Following the Subcommittee's investigation, Gen. Petraeus established three task forces designed to address the problem of contract corruption and he issued new contracting guidelines to break down the silos between contracting and operations. Those were important first steps. Since then, the Department has provided multiple briefings to the Subcommittee staff demonstrating substantial progress in identifying where U.S. taxpayer dollars are going. I commend the Department for that ongoing effort.
Unfortunately, the picture presented is not pretty. Recent news reports stated that Task Force 2010 had specifically identified and traced over $360 million in contracting dollars in Afghanistan that had been diverted to warlords, powerbrokers, insurgents, and criminal patronage networks. The task force also confirmed the results of the Subcommittee's investigation, finding that many of the trucking contractors were in fact making illicit payments that ended up in the hands of the enemy. The Commission on Wartime Contracting looked at contingency contracting in both Iraq and Afghanistan and estimated that upwards of $60 billion in U.S. contracting dollars had been lost to waste, fraud, and abuse.
I fear that these reports are only the tip of the iceberg. Much of the Afghan economy now centers around the U.S. and international military presence and logistics contracts but a significant portion of these funds seem to end up supporting the Dubai real estate market rather than jobs in Afghanistan. At the top of the hierarchy, there are weekly reports about politicians, or brothers and cousins of politicians, who have obtained multi-million dollar contracts with the U.S. government. At the bottom of the hierarchy, the extortion of international contractors is a booming industry.
Today, the business of Afghanistan is war. How can we ever hope to extricate ourselves from that war when so many Afghans benefit from the insecurity that is used to justify our continued presence? To my mind, we have crossed a tipping point in which the size of our military footprint inadvertently fosters further instability. Every additional soldier and every additional supply convoy that we send to Afghanistan further fuels this cycle of dependence, corruption and endless war.

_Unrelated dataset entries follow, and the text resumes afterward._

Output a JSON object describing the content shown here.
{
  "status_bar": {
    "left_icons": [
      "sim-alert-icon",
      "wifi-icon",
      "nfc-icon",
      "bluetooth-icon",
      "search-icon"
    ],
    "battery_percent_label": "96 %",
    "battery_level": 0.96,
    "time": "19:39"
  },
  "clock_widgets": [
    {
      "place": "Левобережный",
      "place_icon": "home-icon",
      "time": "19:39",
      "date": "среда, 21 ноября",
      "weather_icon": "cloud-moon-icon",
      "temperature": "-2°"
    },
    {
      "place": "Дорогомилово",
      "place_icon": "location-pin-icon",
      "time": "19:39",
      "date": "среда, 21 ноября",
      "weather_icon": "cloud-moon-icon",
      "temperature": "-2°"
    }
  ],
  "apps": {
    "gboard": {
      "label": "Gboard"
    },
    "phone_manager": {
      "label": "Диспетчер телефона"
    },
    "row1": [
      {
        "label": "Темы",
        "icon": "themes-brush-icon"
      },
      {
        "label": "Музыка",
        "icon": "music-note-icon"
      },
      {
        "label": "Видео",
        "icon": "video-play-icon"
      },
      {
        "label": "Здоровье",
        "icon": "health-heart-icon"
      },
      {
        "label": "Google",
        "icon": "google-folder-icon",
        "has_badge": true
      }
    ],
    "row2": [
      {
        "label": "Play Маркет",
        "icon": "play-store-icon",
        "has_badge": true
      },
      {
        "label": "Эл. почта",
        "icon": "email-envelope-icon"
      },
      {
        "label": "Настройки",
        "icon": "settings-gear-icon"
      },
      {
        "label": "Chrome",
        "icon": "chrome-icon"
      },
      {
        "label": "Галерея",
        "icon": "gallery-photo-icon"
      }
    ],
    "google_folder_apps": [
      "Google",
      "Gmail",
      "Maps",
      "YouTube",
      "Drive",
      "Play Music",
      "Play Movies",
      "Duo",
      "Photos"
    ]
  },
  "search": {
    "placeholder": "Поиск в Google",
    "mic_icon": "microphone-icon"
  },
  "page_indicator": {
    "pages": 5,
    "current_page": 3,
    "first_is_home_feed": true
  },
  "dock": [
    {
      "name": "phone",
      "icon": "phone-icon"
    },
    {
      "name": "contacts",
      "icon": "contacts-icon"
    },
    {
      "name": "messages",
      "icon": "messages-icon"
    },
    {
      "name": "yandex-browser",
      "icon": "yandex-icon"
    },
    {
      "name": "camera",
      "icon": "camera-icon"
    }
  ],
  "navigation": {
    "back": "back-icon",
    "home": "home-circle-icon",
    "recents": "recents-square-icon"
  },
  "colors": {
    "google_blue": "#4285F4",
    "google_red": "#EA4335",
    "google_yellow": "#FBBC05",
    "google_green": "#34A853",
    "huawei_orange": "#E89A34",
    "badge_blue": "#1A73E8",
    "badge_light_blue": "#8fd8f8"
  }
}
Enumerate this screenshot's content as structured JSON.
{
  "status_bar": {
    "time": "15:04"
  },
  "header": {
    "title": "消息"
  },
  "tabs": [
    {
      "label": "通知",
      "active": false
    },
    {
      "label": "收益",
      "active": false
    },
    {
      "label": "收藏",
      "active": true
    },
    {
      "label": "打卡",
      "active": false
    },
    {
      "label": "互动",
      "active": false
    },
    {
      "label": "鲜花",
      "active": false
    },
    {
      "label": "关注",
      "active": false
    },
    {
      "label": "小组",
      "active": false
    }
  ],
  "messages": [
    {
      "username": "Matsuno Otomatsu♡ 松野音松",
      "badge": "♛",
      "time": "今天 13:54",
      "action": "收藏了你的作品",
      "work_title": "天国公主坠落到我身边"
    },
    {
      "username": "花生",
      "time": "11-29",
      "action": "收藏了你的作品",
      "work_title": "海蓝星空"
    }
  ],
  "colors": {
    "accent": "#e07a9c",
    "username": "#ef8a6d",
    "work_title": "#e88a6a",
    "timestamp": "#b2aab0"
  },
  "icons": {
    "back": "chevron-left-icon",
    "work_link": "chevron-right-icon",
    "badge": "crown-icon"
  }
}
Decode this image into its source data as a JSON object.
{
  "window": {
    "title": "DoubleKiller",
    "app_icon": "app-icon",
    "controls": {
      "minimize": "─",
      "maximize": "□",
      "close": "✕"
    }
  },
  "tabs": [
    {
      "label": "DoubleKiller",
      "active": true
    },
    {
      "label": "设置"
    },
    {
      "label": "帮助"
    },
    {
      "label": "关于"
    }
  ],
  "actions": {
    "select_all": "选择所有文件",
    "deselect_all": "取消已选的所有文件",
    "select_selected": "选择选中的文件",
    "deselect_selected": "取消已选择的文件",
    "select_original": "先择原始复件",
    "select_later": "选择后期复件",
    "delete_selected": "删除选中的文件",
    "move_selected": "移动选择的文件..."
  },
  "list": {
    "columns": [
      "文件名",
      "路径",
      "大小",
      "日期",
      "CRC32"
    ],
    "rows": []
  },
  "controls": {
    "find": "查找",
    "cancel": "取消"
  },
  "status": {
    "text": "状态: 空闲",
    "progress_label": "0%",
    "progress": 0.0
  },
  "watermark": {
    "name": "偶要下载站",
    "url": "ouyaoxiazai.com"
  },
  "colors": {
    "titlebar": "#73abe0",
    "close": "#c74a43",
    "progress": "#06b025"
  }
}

With that said, I want to focus today's hearing on three basic questions: (1) what is the scope of contracting corruption in Afghanistan, (2) what is being done to address it, and (3) how can we dramatically reduce it. Although I am skeptical about the design of the current United States' endeavor there, for today's hearing we must focus on practical solutions that can be implemented right away.
Congress also has an important role to play. This Spring, I worked with the Armed Services Committee to include an amendment in the National Defense Authorization Act that would give commanders in the field more authority to immediately stop contracting with companies that undermine the efforts of our troops on the ground. I recently introduced a bill to establish a permanent Special Inspector General for Overseas Contingency Operations, one of the key recommendations of the Commission on Wartime Contracting. I encourage my colleagues to join me in that legislation. I am also working to draft comprehensive contingency contracting reform legislation to fundamentally change the way we do business in war zones.
I want to close by reading from Gen. Petraeus' "Counterinsurgency Contracting Guidance" released in September 2010. He wrote: "If we spend large quantities of international contracting funds quickly and with insufficient oversight, it is likely that some of those funds will unintentionally fuel corruption, finance insurgent organizations, strengthen criminal patronage networks, and undermine our efforts in Afghanistan."
Simply stated, we cannot afford to fail at getting a handle on contracting corruption in Afghanistan. It is utterly unacceptable for any U.S. taxpayer dollars to ever make their way into the hands of those who would use them as a means to harm our brave men and women in uniform.
I appreciate your testimony here today and I look forward to our discussion. Thank you, Mr. Chairman.